I think the completion of “Die Kunst der Fuge” held special challenges, because it had to spring from Bach’s work naturally and organically. That means I had to do my best to adhere to the constraints, as best they’re understood, that Bach laid down in the extant sections of the work, yet suppose what he might have been up to at the time he stopped writing. But still, I was the one who had to produce the notes, so they definitely bear my fingerprint as well, and I’m the one who had to decide whether they sound good or not. Bach could no longer lend me his good judgment on the matter.
How would you characterise your own compositional language?
The music I’ve composed recently is all fugal. Of the fugues I’ve written, the only thing that has been performed in public is the completion of “Die Kunst der Fuge”. I’m quite proud that nobody seemed able to put their finger on the moment when Bach’s music ended, and mine began.
How do you work?
I consider the structure of my works very carefully, and give each note due consideration. I keep track of the basic elements that are in use, and how they go together to create the big arc of the work.
What is your most memorable concert experience?
I once played in a huge tent for 2,000 geeks and hackers who were attending a tech convention in the middle of a Dutch sheep field. It was probably the first live classical performance many of them had ever heard. I played Bach and Chopin, and the audience gave me every last bit of their attention, hanging on every note until the very end. It was magical for everyone.
What do you consider to be the most important ideas and concepts to impart to aspiring musicians?

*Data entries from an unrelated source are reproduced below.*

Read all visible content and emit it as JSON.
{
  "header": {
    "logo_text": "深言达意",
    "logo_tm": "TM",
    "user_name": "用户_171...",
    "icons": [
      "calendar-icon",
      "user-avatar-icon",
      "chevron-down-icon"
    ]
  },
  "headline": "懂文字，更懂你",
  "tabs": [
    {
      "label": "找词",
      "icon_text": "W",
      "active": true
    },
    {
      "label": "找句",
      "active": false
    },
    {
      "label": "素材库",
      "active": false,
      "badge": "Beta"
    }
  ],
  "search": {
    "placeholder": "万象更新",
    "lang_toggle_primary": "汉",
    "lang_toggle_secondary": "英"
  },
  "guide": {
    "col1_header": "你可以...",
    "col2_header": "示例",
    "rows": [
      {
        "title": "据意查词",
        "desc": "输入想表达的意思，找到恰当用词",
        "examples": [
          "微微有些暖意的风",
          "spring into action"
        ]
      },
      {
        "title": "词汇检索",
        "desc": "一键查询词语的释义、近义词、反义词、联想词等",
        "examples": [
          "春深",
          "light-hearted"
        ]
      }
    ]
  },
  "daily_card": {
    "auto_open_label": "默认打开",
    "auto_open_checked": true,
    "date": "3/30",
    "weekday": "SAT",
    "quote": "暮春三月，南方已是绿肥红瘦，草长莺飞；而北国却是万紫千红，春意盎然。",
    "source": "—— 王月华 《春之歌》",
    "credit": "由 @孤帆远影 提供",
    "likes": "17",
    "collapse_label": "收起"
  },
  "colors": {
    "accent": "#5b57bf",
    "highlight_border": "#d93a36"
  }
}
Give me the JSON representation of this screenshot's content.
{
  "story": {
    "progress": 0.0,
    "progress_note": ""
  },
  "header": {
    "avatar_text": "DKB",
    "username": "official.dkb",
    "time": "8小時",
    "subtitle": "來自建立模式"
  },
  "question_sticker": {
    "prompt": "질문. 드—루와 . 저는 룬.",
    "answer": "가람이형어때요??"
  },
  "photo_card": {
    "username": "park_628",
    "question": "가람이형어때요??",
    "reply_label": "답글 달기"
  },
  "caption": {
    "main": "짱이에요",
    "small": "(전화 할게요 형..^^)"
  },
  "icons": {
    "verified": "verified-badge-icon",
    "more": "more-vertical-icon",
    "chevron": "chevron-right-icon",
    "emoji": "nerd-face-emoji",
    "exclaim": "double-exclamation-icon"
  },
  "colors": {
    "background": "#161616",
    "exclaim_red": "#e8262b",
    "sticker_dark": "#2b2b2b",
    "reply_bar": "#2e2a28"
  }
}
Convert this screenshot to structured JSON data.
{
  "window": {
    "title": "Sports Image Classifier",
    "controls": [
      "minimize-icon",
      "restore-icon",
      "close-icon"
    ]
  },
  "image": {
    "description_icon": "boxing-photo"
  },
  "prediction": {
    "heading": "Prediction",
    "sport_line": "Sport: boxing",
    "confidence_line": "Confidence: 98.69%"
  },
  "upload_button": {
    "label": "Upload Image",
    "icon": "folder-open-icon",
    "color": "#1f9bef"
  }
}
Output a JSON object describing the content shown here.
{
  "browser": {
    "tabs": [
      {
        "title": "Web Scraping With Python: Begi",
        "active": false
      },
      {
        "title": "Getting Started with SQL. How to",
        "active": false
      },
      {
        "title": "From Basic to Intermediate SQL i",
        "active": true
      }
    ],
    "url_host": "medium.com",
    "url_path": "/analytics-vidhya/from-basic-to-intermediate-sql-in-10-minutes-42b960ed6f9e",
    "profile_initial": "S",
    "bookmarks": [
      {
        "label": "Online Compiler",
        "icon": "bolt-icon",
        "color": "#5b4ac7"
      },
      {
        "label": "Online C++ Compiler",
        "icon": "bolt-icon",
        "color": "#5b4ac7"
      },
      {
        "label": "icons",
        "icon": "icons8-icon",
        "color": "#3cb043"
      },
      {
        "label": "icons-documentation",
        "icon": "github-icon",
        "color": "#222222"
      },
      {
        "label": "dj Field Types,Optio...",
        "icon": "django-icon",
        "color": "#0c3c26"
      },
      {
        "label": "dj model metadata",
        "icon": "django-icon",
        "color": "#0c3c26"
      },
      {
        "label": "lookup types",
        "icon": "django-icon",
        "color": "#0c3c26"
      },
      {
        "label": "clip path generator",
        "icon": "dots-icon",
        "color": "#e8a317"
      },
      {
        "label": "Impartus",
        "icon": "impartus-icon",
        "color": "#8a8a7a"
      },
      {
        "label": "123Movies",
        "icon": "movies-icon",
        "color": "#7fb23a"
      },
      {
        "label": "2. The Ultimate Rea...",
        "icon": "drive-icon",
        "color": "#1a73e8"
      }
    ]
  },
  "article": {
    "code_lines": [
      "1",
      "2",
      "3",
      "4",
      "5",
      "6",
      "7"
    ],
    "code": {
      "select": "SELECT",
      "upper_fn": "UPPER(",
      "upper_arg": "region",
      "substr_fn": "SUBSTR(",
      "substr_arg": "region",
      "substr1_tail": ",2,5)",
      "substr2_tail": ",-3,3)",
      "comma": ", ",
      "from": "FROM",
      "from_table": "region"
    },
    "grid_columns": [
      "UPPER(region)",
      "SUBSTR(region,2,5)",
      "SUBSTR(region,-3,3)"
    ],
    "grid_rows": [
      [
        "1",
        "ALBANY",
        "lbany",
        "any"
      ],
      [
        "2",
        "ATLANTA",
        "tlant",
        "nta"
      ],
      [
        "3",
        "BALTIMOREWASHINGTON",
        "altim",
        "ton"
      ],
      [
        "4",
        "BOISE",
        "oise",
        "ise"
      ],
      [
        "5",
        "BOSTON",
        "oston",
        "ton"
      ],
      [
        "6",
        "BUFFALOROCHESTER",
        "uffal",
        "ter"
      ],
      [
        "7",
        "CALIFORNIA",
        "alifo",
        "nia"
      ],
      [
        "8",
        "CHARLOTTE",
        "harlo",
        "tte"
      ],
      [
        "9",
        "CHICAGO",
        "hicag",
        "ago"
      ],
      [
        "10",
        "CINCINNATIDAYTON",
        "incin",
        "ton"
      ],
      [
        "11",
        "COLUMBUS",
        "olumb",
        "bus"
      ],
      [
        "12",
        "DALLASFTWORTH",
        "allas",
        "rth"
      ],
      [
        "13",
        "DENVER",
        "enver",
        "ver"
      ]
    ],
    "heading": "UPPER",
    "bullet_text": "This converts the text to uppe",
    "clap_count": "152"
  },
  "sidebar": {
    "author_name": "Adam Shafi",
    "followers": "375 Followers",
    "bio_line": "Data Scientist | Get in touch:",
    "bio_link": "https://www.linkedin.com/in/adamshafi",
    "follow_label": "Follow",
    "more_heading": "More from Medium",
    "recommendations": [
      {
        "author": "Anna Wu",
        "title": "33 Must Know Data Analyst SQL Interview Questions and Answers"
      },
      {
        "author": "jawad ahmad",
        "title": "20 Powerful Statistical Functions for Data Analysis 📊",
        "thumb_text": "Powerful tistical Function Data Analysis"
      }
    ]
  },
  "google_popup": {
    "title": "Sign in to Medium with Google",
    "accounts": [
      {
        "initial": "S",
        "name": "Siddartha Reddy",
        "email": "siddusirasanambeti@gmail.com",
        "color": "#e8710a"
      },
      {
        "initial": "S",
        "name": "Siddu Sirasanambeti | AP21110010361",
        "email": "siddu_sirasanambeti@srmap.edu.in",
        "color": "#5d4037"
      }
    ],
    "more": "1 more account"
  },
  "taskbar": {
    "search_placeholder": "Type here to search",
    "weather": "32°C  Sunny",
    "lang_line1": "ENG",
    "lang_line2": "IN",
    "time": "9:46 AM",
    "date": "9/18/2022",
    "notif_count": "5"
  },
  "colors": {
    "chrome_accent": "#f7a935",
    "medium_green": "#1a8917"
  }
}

Find your own way, and do what it takes to assure the highest level of quality that you are capable of.